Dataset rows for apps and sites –
★ ★ ★ ★ ★

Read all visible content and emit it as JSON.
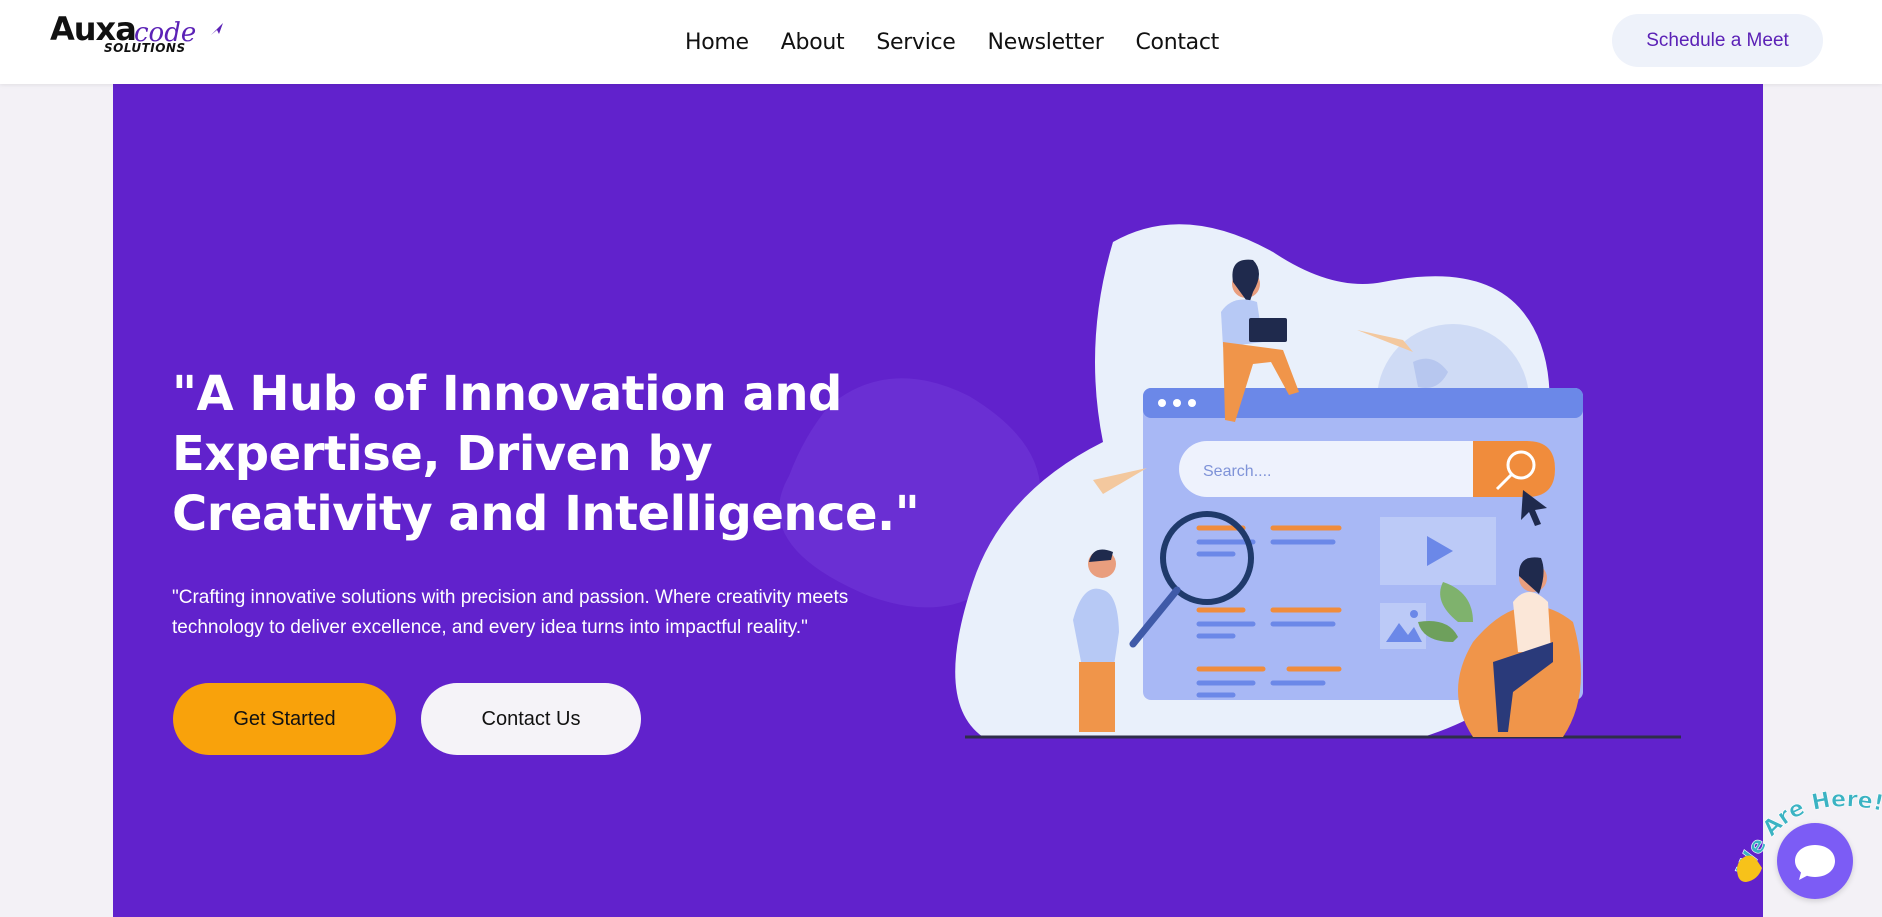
{
  "header": {
    "logo": {
      "main": "Auxa",
      "accent": "code",
      "sub": "SOLUTIONS"
    },
    "nav": [
      "Home",
      "About",
      "Service",
      "Newsletter",
      "Contact"
    ],
    "cta_label": "Schedule a Meet"
  },
  "hero": {
    "headline": "\"A Hub of Innovation and Expertise, Driven by Creativity and Intelligence.\"",
    "subtext": "\"Crafting innovative solutions with precision and passion. Where creativity meets technology to deliver excellence, and every idea turns into impactful reality.\"",
    "primary_button": "Get Started",
    "secondary_button": "Contact Us",
    "illustration": {
      "search_placeholder": "Search...."
    }
  },
  "chat_widget": {
    "label": "We Are Here!",
    "icon": "chat-bubble-icon"
  },
  "colors": {
    "hero_bg": "#6122cc",
    "accent": "#f9a20b",
    "brand": "#5b21b6",
    "page_bg": "#f3f1f6"
  }
}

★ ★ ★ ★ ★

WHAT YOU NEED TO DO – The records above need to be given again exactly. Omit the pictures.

RESPONSE BELOW –
Read all visible content and emit it as JSON.
{
  "header": {
    "logo": {
      "main": "Auxa",
      "accent": "code",
      "sub": "SOLUTIONS"
    },
    "nav": [
      "Home",
      "About",
      "Service",
      "Newsletter",
      "Contact"
    ],
    "cta_label": "Schedule a Meet"
  },
  "hero": {
    "headline": "\"A Hub of Innovation and Expertise, Driven by Creativity and Intelligence.\"",
    "subtext": "\"Crafting innovative solutions with precision and passion. Where creativity meets technology to deliver excellence, and every idea turns into impactful reality.\"",
    "primary_button": "Get Started",
    "secondary_button": "Contact Us",
    "illustration": {
      "search_placeholder": "Search...."
    }
  },
  "chat_widget": {
    "label": "We Are Here!",
    "icon": "chat-bubble-icon"
  },
  "colors": {
    "hero_bg": "#6122cc",
    "accent": "#f9a20b",
    "brand": "#5b21b6",
    "page_bg": "#f3f1f6"
  }
}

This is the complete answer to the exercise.